I would also like to address the Muslim community. It is important to discuss Holy Week in light of many recent statements demonstrating religious intolerance. There are over 1 billion Muslims in the world. I agree with former President George W. Bush who described Islam as “a faith based upon peace, love and compassion.” He said it is a religion committed to “morality, learning and tolerance.” I believe the passages from Koran in this video are taken out of context.
The Koran says “Even if you stretch out your hand to kill me, I shall not stretch out my hand to kill you.” Islam comes from the root word ‘salaam’, which means peace. The suicide bombers are bad Muslims. Suicide for any purpose is prohibited in Islam, and so is killing innocent people.
I do not have a religious test for the President and I am not making any judgments based upon his middle name. Obama critics are falsely claiming the President is a Muslim. They say: “Barack Hussein Obama is a Muslim name. If it walks, talks, looks, smells and feels like a duck, it’s a duck.”

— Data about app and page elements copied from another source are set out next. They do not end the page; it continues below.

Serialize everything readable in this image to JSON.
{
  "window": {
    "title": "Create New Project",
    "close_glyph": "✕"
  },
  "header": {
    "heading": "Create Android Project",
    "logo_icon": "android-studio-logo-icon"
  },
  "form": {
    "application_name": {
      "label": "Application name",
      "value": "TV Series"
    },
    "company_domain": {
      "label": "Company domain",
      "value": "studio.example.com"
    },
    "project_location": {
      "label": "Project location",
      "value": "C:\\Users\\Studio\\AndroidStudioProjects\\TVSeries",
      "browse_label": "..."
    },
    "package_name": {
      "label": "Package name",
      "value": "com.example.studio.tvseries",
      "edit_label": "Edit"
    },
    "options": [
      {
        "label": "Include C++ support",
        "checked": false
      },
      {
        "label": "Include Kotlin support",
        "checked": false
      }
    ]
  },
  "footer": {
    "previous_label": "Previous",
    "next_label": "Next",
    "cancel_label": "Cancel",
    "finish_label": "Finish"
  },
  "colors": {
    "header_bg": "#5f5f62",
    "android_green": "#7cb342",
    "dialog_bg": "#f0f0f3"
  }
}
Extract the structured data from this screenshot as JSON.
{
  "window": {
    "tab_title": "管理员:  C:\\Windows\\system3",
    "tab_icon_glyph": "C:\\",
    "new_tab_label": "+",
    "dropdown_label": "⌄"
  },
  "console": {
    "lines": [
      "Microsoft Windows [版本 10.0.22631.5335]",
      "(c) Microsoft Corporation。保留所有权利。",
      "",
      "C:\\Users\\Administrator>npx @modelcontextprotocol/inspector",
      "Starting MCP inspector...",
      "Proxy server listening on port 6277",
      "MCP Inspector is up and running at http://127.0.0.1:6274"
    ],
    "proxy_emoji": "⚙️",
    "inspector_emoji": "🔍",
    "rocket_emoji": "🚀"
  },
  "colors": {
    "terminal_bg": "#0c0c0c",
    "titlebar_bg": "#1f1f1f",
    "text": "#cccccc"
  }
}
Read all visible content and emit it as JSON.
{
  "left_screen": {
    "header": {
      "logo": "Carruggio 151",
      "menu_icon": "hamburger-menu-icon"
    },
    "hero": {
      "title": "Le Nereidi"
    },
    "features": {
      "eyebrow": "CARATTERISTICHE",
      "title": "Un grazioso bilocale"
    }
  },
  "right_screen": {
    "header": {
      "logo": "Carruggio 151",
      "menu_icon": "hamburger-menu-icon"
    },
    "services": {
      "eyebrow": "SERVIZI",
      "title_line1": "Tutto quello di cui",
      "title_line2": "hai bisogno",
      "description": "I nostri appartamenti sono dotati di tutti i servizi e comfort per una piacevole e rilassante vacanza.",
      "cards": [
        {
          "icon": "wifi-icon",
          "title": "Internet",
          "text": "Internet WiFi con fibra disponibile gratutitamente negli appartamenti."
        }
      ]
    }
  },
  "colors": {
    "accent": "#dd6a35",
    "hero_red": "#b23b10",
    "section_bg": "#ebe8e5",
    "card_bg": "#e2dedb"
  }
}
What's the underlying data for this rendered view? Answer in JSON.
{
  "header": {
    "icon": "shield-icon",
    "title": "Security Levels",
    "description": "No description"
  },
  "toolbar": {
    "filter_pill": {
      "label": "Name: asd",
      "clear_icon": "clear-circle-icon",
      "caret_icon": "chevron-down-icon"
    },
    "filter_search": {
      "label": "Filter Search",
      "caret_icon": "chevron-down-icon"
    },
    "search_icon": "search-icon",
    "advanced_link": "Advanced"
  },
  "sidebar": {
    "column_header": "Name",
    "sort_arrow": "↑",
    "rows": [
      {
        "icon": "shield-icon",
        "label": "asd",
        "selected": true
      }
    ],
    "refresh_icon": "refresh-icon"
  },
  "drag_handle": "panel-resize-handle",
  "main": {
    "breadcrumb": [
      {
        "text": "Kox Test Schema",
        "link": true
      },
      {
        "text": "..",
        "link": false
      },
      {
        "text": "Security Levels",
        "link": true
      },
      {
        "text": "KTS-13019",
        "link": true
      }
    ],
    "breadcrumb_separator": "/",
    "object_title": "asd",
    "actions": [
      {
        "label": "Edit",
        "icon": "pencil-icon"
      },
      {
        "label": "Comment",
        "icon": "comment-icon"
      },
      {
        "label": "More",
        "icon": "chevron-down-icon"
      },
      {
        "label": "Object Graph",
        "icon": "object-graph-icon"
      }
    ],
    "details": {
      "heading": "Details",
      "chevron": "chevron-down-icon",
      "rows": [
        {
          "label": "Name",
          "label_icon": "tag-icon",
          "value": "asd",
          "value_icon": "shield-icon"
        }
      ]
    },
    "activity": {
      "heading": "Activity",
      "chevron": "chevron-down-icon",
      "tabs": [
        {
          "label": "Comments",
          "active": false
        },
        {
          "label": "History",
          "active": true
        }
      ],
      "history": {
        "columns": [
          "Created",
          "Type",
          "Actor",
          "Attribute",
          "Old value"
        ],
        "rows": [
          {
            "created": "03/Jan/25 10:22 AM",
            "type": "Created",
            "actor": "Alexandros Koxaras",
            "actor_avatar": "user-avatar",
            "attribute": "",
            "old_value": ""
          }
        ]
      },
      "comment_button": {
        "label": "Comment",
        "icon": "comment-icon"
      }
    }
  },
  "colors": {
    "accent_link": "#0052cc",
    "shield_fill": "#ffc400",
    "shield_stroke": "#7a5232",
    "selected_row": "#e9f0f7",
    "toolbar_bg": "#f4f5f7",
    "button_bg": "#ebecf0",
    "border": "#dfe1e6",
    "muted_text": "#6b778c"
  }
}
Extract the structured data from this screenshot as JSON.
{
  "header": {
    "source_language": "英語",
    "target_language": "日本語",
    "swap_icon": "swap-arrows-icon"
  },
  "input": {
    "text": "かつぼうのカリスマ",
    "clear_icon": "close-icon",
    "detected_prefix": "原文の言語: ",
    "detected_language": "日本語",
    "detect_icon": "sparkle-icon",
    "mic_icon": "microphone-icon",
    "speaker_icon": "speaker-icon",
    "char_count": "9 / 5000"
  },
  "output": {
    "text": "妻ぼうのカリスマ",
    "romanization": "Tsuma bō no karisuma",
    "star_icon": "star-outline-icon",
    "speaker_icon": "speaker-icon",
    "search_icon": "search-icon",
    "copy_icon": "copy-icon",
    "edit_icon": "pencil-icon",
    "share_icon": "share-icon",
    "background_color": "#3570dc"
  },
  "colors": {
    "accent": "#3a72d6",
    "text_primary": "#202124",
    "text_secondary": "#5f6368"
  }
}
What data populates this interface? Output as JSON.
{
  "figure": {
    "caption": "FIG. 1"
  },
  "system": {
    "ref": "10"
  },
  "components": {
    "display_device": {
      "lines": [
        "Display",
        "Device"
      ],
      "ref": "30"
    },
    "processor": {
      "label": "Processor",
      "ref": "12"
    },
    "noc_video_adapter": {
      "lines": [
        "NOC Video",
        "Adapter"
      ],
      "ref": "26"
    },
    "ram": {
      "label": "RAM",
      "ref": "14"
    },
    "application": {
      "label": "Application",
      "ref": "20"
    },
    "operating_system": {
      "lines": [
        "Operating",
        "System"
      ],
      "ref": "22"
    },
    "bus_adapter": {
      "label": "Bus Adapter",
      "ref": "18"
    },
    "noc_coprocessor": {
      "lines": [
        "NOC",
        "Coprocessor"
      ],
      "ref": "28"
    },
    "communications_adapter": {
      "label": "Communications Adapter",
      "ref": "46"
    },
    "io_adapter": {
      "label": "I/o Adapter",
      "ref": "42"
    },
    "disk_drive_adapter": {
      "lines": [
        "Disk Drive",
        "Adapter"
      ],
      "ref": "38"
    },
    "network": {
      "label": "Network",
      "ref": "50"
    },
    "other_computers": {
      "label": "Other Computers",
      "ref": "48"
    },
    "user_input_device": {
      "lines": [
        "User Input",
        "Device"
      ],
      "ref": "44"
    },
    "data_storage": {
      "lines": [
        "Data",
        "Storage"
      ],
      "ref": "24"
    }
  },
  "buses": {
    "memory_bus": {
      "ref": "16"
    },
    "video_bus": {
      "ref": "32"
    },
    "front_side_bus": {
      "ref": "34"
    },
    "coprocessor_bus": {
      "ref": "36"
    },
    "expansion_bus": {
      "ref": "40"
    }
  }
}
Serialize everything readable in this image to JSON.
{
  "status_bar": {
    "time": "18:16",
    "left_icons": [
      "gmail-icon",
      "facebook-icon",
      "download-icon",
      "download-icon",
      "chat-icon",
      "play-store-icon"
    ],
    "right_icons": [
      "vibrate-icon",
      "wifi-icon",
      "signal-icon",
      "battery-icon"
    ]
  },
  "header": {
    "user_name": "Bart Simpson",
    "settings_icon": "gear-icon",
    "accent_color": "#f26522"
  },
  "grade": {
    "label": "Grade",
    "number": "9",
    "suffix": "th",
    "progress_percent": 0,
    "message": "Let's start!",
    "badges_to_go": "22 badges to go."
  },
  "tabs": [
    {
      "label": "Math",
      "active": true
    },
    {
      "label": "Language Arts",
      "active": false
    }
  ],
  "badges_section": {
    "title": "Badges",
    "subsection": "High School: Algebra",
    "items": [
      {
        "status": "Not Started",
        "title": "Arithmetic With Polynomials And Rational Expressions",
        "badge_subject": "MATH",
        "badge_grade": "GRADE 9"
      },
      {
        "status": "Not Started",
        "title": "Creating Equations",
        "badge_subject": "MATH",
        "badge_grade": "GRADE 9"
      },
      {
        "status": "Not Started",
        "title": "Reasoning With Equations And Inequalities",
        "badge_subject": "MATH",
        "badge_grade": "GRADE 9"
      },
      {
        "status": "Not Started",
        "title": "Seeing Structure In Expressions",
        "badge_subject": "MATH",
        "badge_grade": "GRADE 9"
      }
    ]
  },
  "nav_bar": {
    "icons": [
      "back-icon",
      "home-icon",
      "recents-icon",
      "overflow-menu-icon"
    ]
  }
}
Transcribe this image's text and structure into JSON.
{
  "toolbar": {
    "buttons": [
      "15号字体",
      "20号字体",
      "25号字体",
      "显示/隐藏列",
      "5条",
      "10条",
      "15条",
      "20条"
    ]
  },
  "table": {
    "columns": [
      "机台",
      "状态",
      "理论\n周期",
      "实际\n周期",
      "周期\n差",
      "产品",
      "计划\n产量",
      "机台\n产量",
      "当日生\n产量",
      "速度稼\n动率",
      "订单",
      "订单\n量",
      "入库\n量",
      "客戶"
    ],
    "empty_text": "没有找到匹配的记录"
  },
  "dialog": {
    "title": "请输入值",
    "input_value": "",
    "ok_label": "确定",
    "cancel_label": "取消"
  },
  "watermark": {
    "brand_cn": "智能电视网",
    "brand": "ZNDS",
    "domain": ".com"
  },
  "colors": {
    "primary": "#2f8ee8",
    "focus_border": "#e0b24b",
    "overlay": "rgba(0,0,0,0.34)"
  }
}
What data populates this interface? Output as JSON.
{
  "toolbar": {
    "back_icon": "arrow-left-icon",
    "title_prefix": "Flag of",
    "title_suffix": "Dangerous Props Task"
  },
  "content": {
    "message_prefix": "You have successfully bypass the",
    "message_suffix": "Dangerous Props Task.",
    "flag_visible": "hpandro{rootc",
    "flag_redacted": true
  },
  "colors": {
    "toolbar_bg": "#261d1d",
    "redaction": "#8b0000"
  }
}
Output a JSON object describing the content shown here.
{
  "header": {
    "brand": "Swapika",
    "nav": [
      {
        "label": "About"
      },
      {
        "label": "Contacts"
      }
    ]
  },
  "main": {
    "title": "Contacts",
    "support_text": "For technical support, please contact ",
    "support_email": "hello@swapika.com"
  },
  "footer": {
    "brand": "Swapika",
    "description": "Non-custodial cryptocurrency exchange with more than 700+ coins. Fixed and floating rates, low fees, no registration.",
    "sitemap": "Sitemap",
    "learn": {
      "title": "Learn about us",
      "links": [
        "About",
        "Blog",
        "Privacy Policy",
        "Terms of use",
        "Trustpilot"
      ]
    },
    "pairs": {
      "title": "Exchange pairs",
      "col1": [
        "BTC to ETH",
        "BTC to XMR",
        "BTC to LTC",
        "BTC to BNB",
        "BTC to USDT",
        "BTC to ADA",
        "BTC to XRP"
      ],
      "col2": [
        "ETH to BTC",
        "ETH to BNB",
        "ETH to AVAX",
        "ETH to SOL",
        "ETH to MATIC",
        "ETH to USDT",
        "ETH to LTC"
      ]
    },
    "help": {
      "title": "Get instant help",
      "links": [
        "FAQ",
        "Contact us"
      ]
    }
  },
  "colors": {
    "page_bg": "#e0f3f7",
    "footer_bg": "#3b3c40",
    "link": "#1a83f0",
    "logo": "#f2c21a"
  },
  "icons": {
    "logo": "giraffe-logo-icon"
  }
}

It is important to be tolerant of all religions, and John F. Kennedy addressed this when he spoke to Protestant ministers in Texas in the fall of 1960:
“Because I am a Catholic, and no Catholic has ever been elected President, the real issues in this campaign have been obscured. . . I today visited the Alamo. For side by side with Bowie and Crockett died Fuentes, McCafferty, Bailey, Badillo and Carey — but no one knows whether they were Catholics or not. For there was no religious test there. . . Do not judge me on the basis of publications that carefully select quotations out of context from the statements of church leaders, usually in other countries, frequently in other centuries, and rarely relevant to any situation here.”
JFK also has a Passover/Easter message for all of us. It is the last line of his Inaugural Address, and it is engraved in marble at his Arlington tomb: “With a good conscience our only sure reward, with history the final judge of our deeds, let us go forth to lead the land we love, asking His blessing and His help, but knowing that here on earth God’s work must truly be our own.”